Customer Service | Help | FAQ | Report a Data Error | About
:
Login
Tip: To use Evernote for note taking…

PEP-Web Tip of the Day

Evernote  is a general note taking application that integrates with your browser.  You can use it to save entire articles, bookmark articles, take notes, and more. It comes in both a free version which has limited synchronization capabilities, and also a subscription version, which raises that limit. You can download Evernote for your computer here. It can be used online, and there’s an app for it as well.

Some of the things you can do with Evernote:

  • Save search-result lists
  • Save complete articles
  • Save bookmarks to articles

 

For the complete list of tips, see PEP-Web Tips on the PEP-Web support page.

Malcolm-Smith, S. Thomas, K.G. Ipser, J. Stein, D. van Honk, J. Solms, M. (2013). Opioid Function is Dysregulated Subsequent to Early Social Trauma: Healthy Young Adults' Response to a Buprenorphine Challenge. Neuropsychoanalysis, 15(2):127-143.

(2013). Neuropsychoanalysis, 15(2):127-143

Opioid Function is Dysregulated Subsequent to Early Social Trauma: Healthy Young Adults' Response to a Buprenorphine Challenge

Susan Malcolm-Smith, Kevin G. F. Thomas, Jonathan Ipser, Dan Stein, Jack van Honk and Mark Solms

Panksepp's separation-distress model of depression posits that endogenous opioid systems become dysregulated subsequent to early social trauma and that this dysregulation constitutes a risk factor for depression. We tested an aspect of this model by recruiting medically and psychiatrically healthy young adults (N = 32) who differed on one key criterion—exposure to early social trauma. In terms of core affective personality traits as measured by the Affective Neuroscience Personality Scales (ANPS), those not exposed to early social trauma scored significantly higher on SEEKING; the groups did not differ on SADNESS. Importantly, the groups also responded differently to a low-dose opioid challenge (0.2 mg sublingual buprenorphine vs. placebo). Buprenorphine administration had little effect on emotion in controls, but it reduced experience of both positive and negative emotion in trauma-exposed participants.
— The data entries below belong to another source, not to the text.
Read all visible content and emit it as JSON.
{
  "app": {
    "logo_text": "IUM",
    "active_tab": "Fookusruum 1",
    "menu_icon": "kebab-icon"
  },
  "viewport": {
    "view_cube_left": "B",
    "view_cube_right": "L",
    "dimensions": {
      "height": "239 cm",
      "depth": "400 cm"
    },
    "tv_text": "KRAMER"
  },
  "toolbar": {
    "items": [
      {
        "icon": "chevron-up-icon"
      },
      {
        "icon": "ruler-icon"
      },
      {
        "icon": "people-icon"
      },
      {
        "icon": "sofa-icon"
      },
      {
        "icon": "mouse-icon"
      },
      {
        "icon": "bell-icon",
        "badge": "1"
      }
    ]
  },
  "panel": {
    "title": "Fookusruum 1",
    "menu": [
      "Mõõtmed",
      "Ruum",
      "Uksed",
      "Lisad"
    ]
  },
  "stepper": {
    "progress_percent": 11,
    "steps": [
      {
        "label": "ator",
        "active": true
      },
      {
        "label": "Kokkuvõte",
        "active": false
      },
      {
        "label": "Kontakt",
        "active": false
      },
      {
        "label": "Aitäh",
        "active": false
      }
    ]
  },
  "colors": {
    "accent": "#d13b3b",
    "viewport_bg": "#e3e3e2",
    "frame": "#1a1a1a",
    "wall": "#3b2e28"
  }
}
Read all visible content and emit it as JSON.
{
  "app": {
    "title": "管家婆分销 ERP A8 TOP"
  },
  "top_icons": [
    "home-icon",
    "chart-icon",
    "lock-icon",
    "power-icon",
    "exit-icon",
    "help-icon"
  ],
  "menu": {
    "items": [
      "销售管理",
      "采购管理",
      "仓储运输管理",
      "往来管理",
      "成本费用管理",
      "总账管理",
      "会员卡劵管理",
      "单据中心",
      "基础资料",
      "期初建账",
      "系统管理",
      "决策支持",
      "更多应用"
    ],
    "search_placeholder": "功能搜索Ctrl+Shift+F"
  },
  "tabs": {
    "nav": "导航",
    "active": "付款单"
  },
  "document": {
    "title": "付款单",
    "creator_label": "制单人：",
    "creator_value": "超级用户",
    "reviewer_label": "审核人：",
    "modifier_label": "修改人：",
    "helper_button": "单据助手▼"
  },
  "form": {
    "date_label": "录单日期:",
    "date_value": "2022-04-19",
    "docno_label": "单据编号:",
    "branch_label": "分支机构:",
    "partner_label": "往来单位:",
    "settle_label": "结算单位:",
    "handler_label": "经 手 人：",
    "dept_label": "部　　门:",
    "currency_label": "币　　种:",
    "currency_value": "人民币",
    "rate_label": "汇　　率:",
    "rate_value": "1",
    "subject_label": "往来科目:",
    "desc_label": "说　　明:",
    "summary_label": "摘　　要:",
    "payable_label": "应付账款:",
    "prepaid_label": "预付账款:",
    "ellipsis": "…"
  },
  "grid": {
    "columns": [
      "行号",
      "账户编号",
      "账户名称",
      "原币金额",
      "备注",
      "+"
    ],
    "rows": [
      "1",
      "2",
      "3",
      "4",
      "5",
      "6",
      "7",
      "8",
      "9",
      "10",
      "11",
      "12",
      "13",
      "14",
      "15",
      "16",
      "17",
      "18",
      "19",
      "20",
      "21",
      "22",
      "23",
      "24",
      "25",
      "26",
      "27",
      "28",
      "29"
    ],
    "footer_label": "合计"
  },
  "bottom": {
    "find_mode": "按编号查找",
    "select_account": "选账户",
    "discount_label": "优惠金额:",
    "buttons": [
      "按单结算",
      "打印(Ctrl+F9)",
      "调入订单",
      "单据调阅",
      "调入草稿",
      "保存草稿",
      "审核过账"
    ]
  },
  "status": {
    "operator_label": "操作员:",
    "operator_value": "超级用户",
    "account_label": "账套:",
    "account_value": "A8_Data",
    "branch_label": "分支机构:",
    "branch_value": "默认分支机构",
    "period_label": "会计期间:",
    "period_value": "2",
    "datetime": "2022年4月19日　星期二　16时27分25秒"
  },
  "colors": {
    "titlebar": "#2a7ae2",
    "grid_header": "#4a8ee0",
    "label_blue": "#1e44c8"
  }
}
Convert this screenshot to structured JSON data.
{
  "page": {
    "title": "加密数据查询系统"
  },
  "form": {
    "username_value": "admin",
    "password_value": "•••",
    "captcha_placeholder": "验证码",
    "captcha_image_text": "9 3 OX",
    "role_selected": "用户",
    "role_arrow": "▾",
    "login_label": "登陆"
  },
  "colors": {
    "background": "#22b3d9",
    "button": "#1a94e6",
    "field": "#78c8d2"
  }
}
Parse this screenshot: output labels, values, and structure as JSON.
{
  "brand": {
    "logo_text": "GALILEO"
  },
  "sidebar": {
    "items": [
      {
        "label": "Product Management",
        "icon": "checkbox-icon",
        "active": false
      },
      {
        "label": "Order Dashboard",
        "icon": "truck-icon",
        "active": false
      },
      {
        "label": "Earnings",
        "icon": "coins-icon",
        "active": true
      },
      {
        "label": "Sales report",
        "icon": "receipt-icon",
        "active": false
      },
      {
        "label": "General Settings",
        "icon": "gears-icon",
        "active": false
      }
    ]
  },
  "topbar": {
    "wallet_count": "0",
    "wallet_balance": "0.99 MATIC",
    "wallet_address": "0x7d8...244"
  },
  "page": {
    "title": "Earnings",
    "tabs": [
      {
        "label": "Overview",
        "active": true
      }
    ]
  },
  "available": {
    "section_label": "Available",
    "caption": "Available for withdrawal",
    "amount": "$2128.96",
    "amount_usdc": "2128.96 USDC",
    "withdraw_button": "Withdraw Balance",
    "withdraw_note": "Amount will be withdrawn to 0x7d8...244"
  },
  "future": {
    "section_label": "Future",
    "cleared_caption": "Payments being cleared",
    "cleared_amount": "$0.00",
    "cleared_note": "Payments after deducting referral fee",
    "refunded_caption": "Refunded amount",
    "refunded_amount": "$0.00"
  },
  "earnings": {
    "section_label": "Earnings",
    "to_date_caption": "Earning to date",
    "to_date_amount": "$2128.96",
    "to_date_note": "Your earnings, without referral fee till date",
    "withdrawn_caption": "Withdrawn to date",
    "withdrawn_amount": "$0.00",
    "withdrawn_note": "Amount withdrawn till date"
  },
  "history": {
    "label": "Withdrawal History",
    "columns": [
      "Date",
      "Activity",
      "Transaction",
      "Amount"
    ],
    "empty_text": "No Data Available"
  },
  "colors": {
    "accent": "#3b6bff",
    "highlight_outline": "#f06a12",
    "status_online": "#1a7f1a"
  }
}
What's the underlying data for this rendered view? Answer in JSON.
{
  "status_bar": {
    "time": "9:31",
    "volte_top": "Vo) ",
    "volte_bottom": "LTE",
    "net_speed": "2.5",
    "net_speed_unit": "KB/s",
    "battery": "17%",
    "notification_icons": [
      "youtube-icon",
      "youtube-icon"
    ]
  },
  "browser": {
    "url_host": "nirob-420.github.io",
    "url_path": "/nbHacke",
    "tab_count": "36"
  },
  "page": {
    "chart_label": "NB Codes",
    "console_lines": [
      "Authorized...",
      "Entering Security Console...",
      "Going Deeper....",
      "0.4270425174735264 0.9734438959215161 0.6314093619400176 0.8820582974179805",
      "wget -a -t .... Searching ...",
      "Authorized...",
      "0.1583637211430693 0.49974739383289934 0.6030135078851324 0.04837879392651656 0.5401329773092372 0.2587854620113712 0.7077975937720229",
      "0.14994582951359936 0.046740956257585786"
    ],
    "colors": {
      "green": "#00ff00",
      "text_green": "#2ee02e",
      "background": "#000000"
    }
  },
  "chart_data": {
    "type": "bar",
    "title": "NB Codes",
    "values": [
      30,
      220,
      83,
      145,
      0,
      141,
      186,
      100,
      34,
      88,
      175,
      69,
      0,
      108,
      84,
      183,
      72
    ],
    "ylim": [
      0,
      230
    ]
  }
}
The latter also showed a significant negative bias in social cognition that was not attenuated by buprenorphine, whereas controls were more likely to show a positive bias on buprenorphine (relative to trauma-exposed participants). The groups' differing responses to buprenorphine suggest that their opioid systems are functioning differently. These data constitute preliminary proof of concept for a key aspect of the model. Further investigation of the role of endogenous opioids in depression subsequent to early social trauma is warranted.

[This is a summary or excerpt from the full text of the book or article. The full text of the document is available to subscribers.]

Copyright © 2018, Psychoanalytic Electronic Publishing, ISSN 2472-6982 Customer Service | Help | FAQ | Download PEP Bibliography | Report a Data Error | About

WARNING! This text is printed for personal use. It is copyright to the journal in which it originally appeared. It is illegal to redistribute it in any form.